Dataset content =>
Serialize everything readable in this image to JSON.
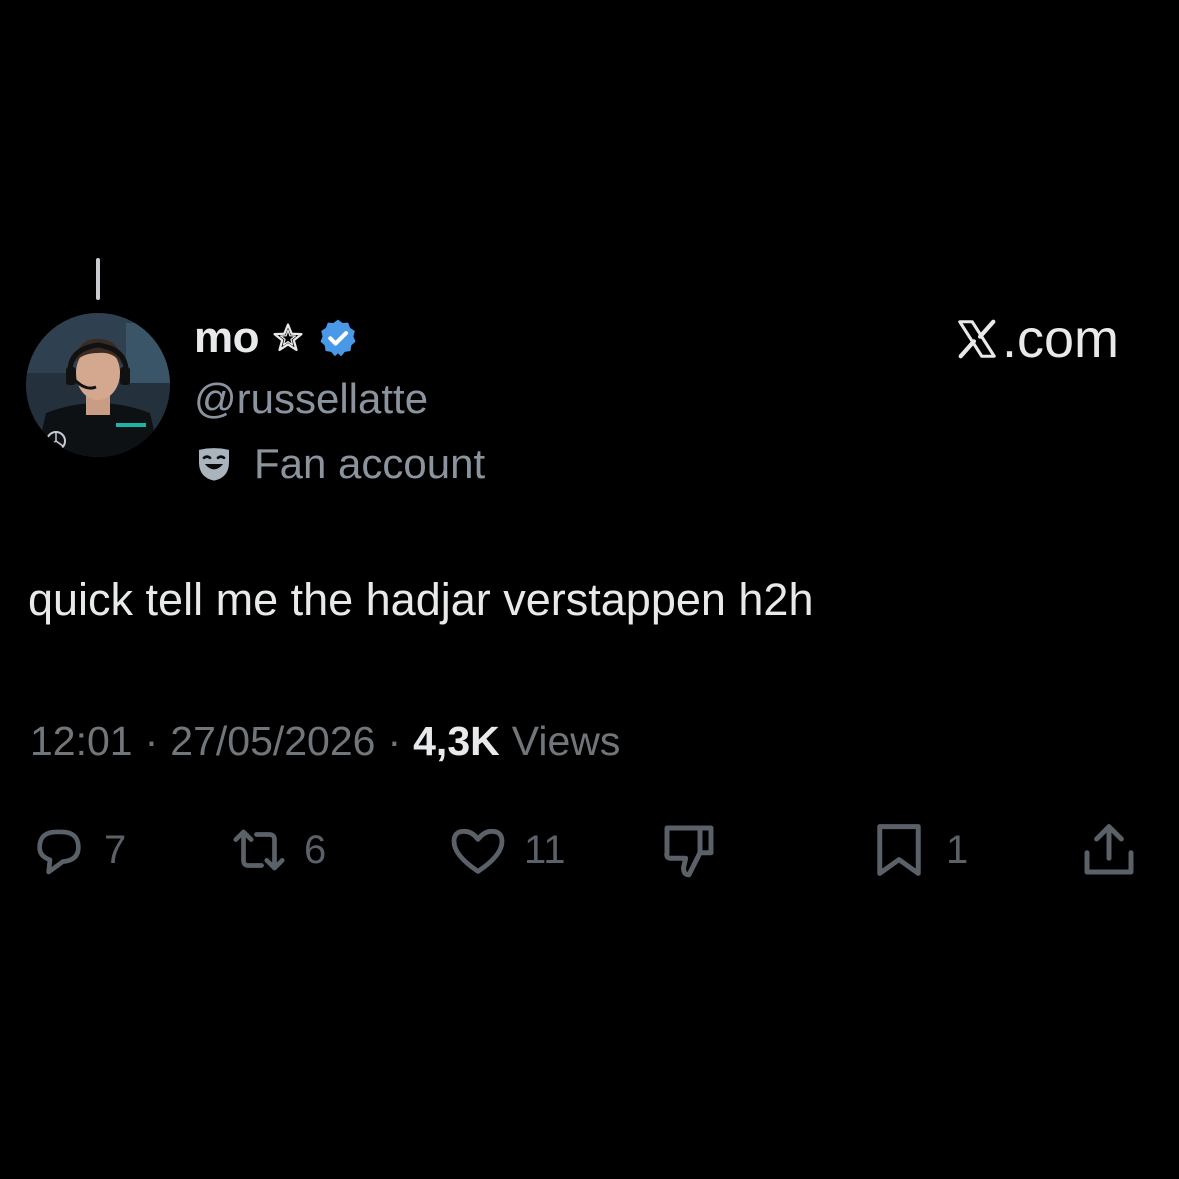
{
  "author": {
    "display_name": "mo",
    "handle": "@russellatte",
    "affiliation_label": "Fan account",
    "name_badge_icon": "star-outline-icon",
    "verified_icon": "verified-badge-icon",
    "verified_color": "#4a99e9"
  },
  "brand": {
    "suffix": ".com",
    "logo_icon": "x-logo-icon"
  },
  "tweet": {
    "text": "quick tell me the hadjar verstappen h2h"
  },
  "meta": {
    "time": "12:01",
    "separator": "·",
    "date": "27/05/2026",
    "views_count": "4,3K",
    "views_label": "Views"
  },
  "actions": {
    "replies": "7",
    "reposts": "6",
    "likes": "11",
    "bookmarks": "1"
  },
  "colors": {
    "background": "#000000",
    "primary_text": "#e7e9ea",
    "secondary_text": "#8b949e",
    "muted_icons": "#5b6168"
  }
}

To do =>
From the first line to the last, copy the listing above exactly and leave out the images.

Exercise response =>
Serialize everything readable in this image to JSON.
{
  "author": {
    "display_name": "mo",
    "handle": "@russellatte",
    "affiliation_label": "Fan account",
    "name_badge_icon": "star-outline-icon",
    "verified_icon": "verified-badge-icon",
    "verified_color": "#4a99e9"
  },
  "brand": {
    "suffix": ".com",
    "logo_icon": "x-logo-icon"
  },
  "tweet": {
    "text": "quick tell me the hadjar verstappen h2h"
  },
  "meta": {
    "time": "12:01",
    "separator": "·",
    "date": "27/05/2026",
    "views_count": "4,3K",
    "views_label": "Views"
  },
  "actions": {
    "replies": "7",
    "reposts": "6",
    "likes": "11",
    "bookmarks": "1"
  },
  "colors": {
    "background": "#000000",
    "primary_text": "#e7e9ea",
    "secondary_text": "#8b949e",
    "muted_icons": "#5b6168"
  }
}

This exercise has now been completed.